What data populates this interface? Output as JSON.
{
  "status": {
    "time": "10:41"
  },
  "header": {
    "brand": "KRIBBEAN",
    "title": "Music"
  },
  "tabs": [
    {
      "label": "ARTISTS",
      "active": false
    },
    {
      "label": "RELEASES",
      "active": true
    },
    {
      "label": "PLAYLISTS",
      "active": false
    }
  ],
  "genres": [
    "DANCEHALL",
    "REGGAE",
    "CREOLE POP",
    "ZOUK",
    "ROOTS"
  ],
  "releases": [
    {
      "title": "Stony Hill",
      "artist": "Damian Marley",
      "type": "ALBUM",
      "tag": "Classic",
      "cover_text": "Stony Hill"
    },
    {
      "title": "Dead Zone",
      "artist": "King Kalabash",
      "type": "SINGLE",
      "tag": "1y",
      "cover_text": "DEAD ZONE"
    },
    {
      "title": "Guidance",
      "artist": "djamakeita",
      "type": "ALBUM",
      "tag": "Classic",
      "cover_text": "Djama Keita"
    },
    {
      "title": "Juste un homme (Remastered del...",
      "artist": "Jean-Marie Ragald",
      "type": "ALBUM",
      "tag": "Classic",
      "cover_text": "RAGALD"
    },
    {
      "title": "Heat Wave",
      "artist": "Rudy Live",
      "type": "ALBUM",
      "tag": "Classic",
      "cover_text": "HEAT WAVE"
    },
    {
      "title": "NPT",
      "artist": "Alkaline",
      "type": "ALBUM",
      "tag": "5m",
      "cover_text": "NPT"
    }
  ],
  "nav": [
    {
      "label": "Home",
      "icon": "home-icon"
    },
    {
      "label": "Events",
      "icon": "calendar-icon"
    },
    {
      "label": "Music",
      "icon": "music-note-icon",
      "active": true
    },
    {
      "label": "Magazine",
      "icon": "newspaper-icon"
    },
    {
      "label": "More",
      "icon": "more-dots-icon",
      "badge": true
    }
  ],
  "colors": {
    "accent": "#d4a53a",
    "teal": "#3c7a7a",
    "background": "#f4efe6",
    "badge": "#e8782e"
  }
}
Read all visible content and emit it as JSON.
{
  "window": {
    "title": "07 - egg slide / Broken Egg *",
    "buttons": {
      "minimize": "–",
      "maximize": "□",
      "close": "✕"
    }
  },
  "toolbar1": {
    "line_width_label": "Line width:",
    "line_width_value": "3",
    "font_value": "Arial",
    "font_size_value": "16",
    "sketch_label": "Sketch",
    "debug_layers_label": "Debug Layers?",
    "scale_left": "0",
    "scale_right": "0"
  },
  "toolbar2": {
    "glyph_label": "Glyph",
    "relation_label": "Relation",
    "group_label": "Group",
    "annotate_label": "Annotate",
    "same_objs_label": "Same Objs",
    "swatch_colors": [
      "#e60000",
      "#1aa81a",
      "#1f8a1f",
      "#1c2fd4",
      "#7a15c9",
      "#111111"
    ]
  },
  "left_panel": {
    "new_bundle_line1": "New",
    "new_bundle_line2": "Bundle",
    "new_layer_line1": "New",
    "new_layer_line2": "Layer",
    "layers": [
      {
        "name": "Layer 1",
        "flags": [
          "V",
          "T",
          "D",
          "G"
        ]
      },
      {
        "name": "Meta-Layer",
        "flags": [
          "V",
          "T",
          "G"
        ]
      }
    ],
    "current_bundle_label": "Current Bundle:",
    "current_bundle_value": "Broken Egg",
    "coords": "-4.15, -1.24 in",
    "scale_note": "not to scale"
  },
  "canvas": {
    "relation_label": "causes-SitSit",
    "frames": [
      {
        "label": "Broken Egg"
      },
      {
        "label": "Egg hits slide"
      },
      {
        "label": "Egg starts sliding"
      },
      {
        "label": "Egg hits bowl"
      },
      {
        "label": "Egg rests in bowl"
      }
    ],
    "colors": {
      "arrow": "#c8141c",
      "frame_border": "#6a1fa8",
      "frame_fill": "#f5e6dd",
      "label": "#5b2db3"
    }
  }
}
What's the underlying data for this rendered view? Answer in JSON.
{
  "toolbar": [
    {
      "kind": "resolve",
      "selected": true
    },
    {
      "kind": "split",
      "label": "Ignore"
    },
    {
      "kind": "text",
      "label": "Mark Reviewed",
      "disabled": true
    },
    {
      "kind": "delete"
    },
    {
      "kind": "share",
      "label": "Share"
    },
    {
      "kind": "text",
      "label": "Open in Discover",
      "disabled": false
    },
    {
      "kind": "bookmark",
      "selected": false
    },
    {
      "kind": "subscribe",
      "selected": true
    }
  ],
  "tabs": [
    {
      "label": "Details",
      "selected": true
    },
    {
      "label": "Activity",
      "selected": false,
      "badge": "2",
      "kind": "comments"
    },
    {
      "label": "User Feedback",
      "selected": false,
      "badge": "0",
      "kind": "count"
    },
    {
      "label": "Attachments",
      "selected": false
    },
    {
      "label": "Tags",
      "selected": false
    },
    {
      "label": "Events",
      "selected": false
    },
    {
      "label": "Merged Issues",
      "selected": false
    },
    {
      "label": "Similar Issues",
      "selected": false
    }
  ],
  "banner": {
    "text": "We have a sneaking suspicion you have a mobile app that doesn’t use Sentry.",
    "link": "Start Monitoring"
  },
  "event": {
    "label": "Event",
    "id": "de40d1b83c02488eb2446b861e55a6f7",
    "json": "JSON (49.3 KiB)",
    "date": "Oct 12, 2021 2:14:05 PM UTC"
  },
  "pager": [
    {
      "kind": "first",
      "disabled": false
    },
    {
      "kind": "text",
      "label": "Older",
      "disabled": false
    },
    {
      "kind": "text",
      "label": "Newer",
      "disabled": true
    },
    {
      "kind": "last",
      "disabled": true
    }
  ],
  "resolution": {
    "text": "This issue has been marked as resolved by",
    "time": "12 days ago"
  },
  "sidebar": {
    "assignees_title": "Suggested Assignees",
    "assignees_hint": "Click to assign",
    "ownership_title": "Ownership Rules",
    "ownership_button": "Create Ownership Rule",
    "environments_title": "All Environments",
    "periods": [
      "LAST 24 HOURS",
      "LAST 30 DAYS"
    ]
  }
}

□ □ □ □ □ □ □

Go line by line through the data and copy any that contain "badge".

      "badge": true
    "badge": "#e8782e"
      "badge": "2",
      "badge": "0",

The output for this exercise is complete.